Work instruction » Take every line in the entries that includes the word "vendor" and copy it.

*** Source data ***

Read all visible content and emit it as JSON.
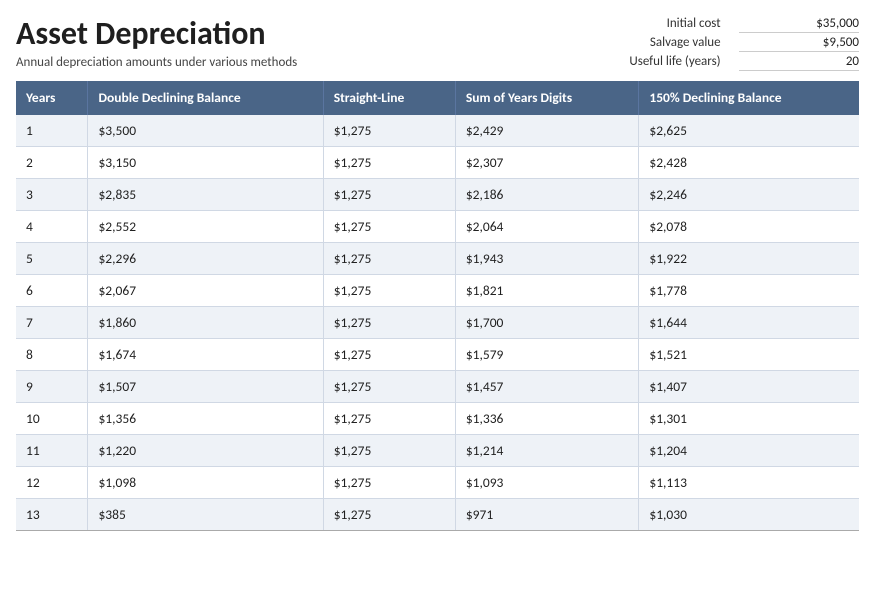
{
  "header": {
    "title": "Asset Depreciation",
    "subtitle": "Annual depreciation amounts under various methods"
  },
  "info": {
    "items": [
      {
        "label": "Initial cost",
        "value": "$35,000"
      },
      {
        "label": "Salvage value",
        "value": "$9,500"
      },
      {
        "label": "Useful life (years)",
        "value": "20"
      }
    ]
  },
  "table": {
    "columns": [
      {
        "id": "years",
        "label": "Years"
      },
      {
        "id": "double_declining",
        "label": "Double Declining Balance"
      },
      {
        "id": "straight_line",
        "label": "Straight-Line"
      },
      {
        "id": "sum_of_years",
        "label": "Sum of Years Digits"
      },
      {
        "id": "declining_150",
        "label": "150% Declining Balance"
      }
    ],
    "rows": [
      {
        "year": "1",
        "double_declining": "$3,500",
        "straight_line": "$1,275",
        "sum_of_years": "$2,429",
        "declining_150": "$2,625"
      },
      {
        "year": "2",
        "double_declining": "$3,150",
        "straight_line": "$1,275",
        "sum_of_years": "$2,307",
        "declining_150": "$2,428"
      },
      {
        "year": "3",
        "double_declining": "$2,835",
        "straight_line": "$1,275",
        "sum_of_years": "$2,186",
        "declining_150": "$2,246"
      },
      {
        "year": "4",
        "double_declining": "$2,552",
        "straight_line": "$1,275",
        "sum_of_years": "$2,064",
        "declining_150": "$2,078"
      },
      {
        "year": "5",
        "double_declining": "$2,296",
        "straight_line": "$1,275",
        "sum_of_years": "$1,943",
        "declining_150": "$1,922"
      },
      {
        "year": "6",
        "double_declining": "$2,067",
        "straight_line": "$1,275",
        "sum_of_years": "$1,821",
        "declining_150": "$1,778"
      },
      {
        "year": "7",
        "double_declining": "$1,860",
        "straight_line": "$1,275",
        "sum_of_years": "$1,700",
        "declining_150": "$1,644"
      },
      {
        "year": "8",
        "double_declining": "$1,674",
        "straight_line": "$1,275",
        "sum_of_years": "$1,579",
        "declining_150": "$1,521"
      },
      {
        "year": "9",
        "double_declining": "$1,507",
        "straight_line": "$1,275",
        "sum_of_years": "$1,457",
        "declining_150": "$1,407"
      },
      {
        "year": "10",
        "double_declining": "$1,356",
        "straight_line": "$1,275",
        "sum_of_years": "$1,336",
        "declining_150": "$1,301"
      },
      {
        "year": "11",
        "double_declining": "$1,220",
        "straight_line": "$1,275",
        "sum_of_years": "$1,214",
        "declining_150": "$1,204"
      },
      {
        "year": "12",
        "double_declining": "$1,098",
        "straight_line": "$1,275",
        "sum_of_years": "$1,093",
        "declining_150": "$1,113"
      },
      {
        "year": "13",
        "double_declining": "$385",
        "straight_line": "$1,275",
        "sum_of_years": "$971",
        "declining_150": "$1,030"
      }
    ]
  }
}
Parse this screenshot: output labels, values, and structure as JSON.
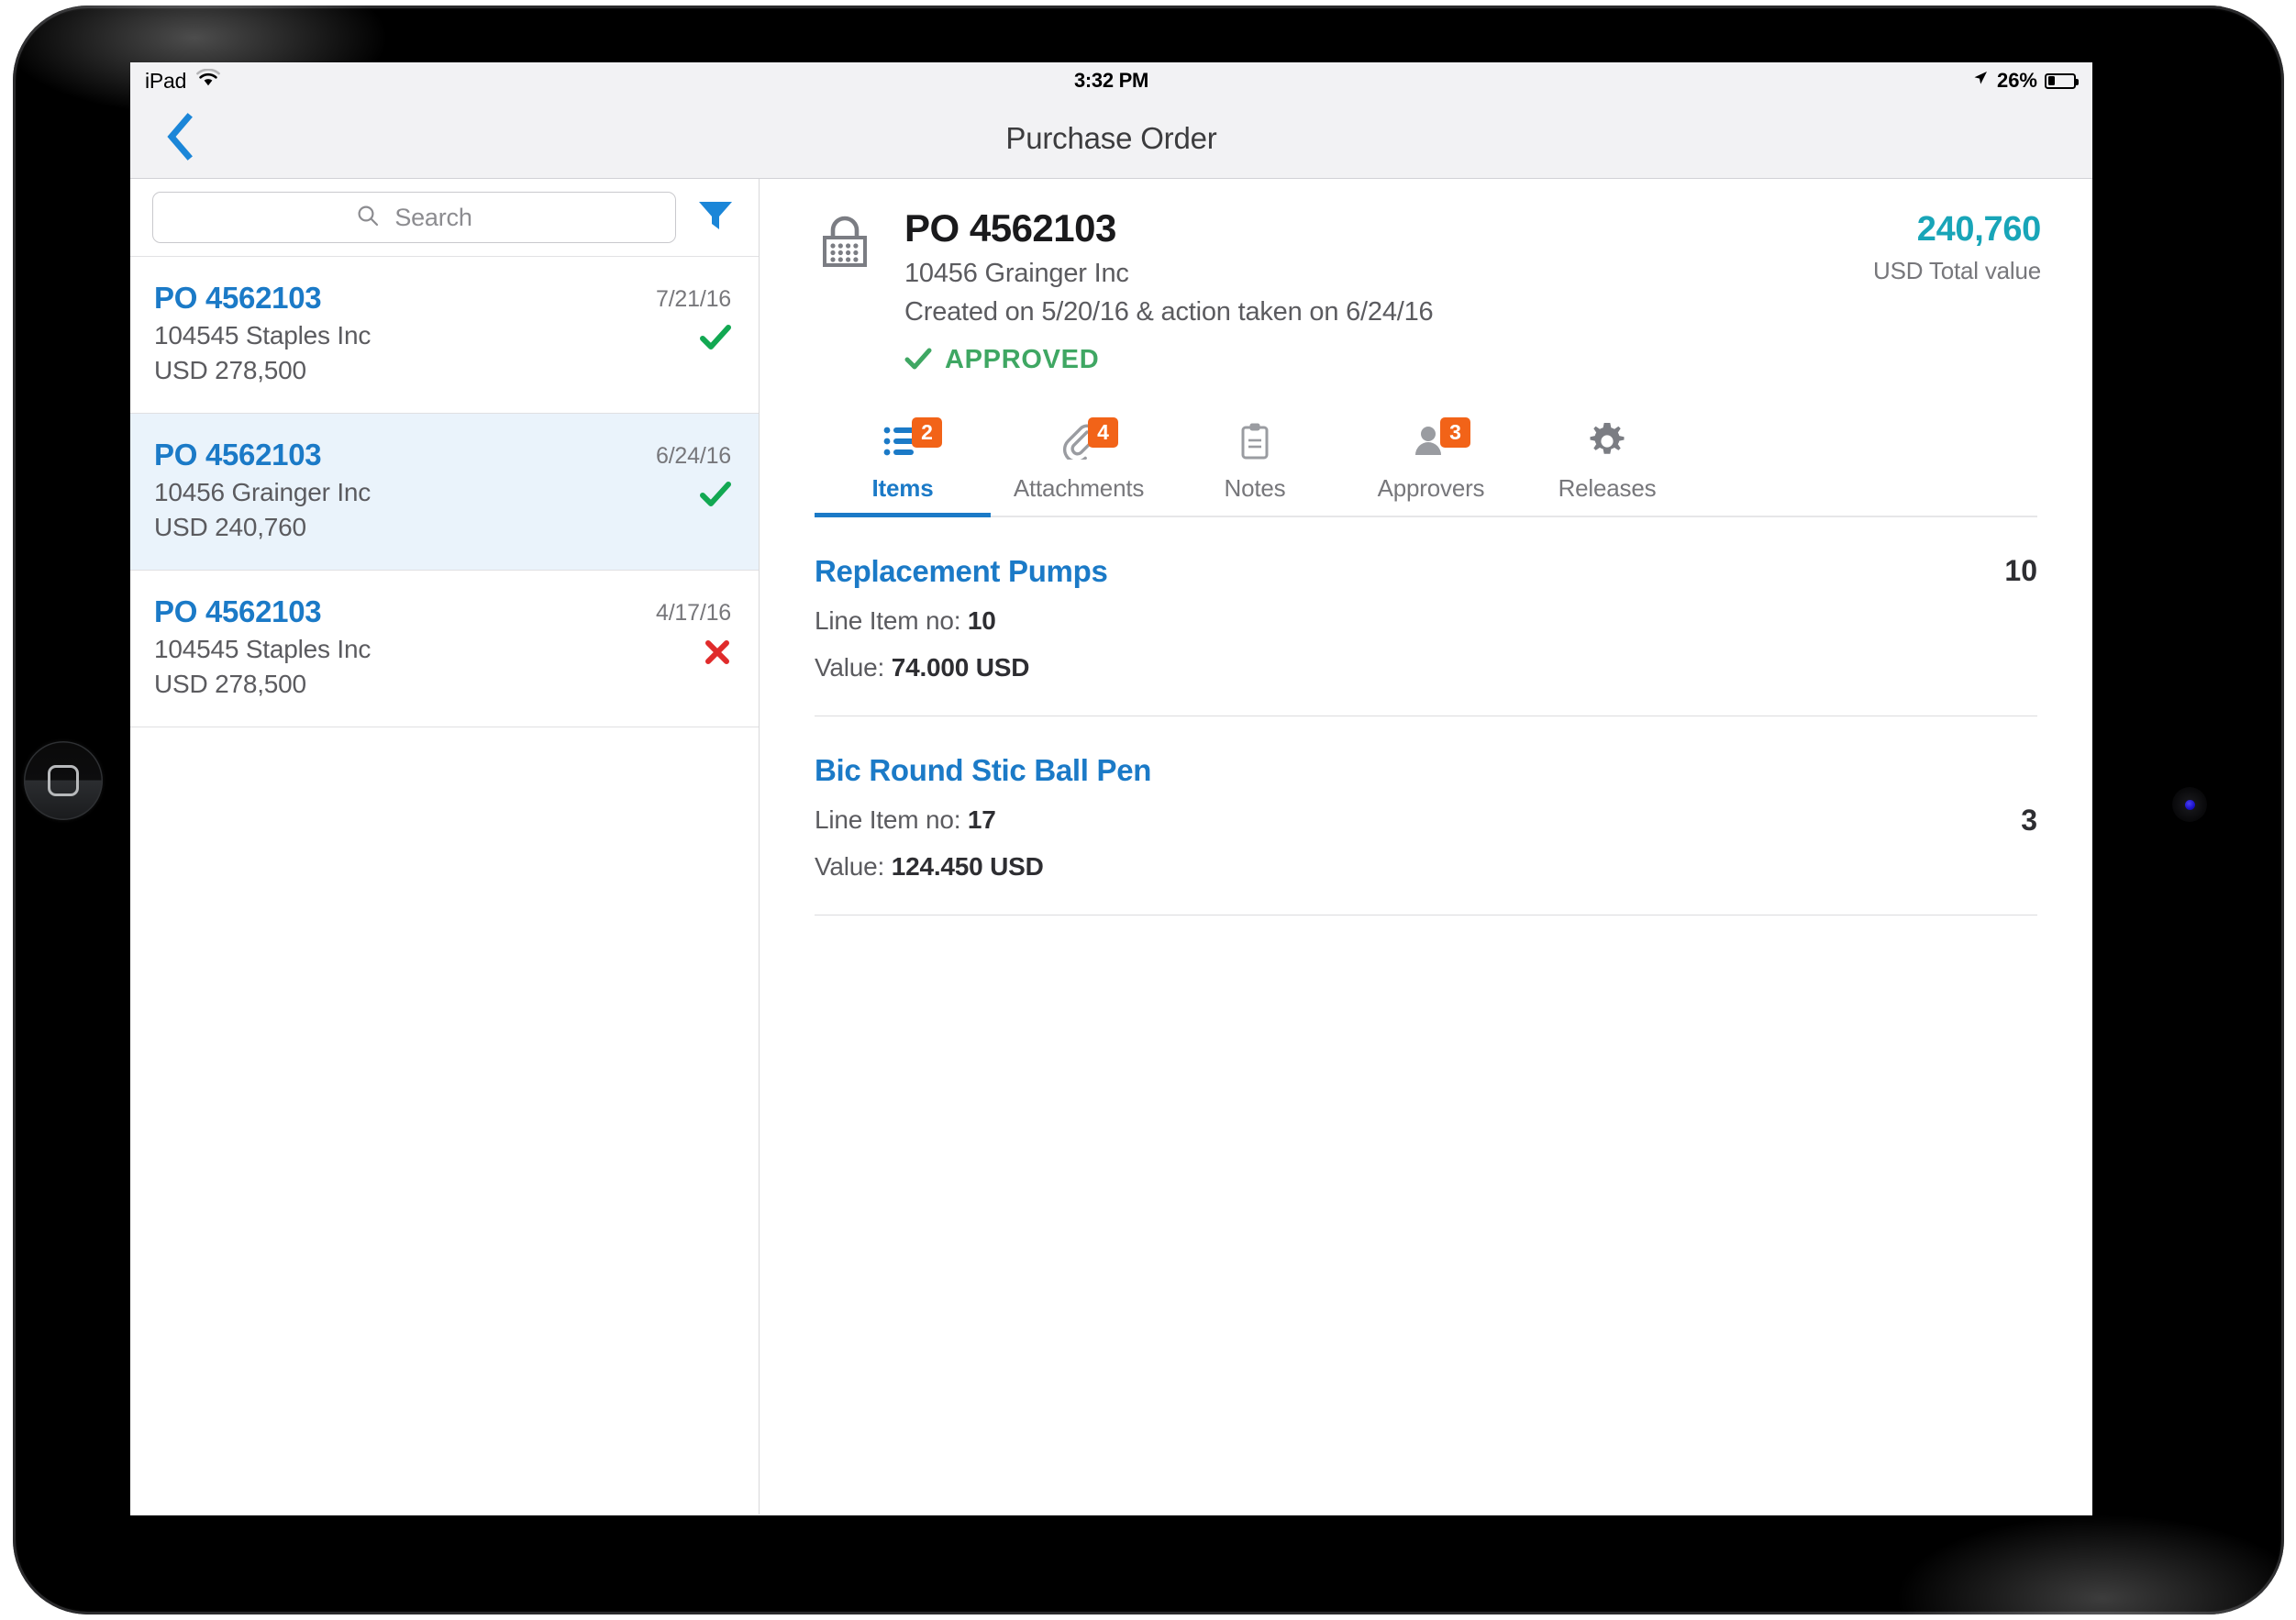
{
  "status_bar": {
    "carrier": "iPad",
    "wifi_icon": "wifi-icon",
    "time": "3:32 PM",
    "location_icon": "location-arrow-icon",
    "battery_percent": "26%",
    "battery_level": 26
  },
  "nav": {
    "back_icon": "chevron-left-icon",
    "title": "Purchase Order"
  },
  "search": {
    "placeholder": "Search",
    "value": "",
    "icon": "search-icon",
    "filter_icon": "filter-icon"
  },
  "po_list": [
    {
      "number": "PO 4562103",
      "date": "7/21/16",
      "vendor": "104545 Staples Inc",
      "amount": "USD 278,500",
      "status": "approved",
      "status_icon": "check-icon",
      "selected": false
    },
    {
      "number": "PO 4562103",
      "date": "6/24/16",
      "vendor": "10456 Grainger Inc",
      "amount": "USD 240,760",
      "status": "approved",
      "status_icon": "check-icon",
      "selected": true
    },
    {
      "number": "PO 4562103",
      "date": "4/17/16",
      "vendor": "104545 Staples Inc",
      "amount": "USD 278,500",
      "status": "rejected",
      "status_icon": "cross-icon",
      "selected": false
    }
  ],
  "detail": {
    "icon": "shopping-basket-icon",
    "po_number": "PO 4562103",
    "vendor": "10456 Grainger Inc",
    "dates": "Created on 5/20/16 & action taken on 6/24/16",
    "status_label": "APPROVED",
    "status_icon": "check-icon",
    "total_value": "240,760",
    "total_label": "USD Total value"
  },
  "tabs": [
    {
      "label": "Items",
      "icon": "list-icon",
      "badge": "2",
      "active": true
    },
    {
      "label": "Attachments",
      "icon": "paperclip-icon",
      "badge": "4",
      "active": false
    },
    {
      "label": "Notes",
      "icon": "clipboard-icon",
      "badge": null,
      "active": false
    },
    {
      "label": "Approvers",
      "icon": "person-icon",
      "badge": "3",
      "active": false
    },
    {
      "label": "Releases",
      "icon": "gear-icon",
      "badge": null,
      "active": false
    }
  ],
  "line_items": [
    {
      "title": "Replacement Pumps",
      "line_label": "Line Item no:",
      "line_number": "10",
      "value_label": "Value:",
      "value": "74.000 USD",
      "quantity": "10"
    },
    {
      "title": "Bic Round Stic Ball Pen",
      "line_label": "Line Item no:",
      "line_number": "17",
      "value_label": "Value:",
      "value": "124.450 USD",
      "quantity": "3"
    }
  ],
  "colors": {
    "accent_blue": "#1b7ac7",
    "teal": "#18a5b8",
    "green": "#12a852",
    "red": "#e02b2b",
    "orange_badge": "#f26318",
    "chrome_gray": "#f2f2f4"
  }
}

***

Final answer »
      "vendor": "104545 Staples Inc",
      "vendor": "10456 Grainger Inc",
      "vendor": "104545 Staples Inc",
    "vendor": "10456 Grainger Inc",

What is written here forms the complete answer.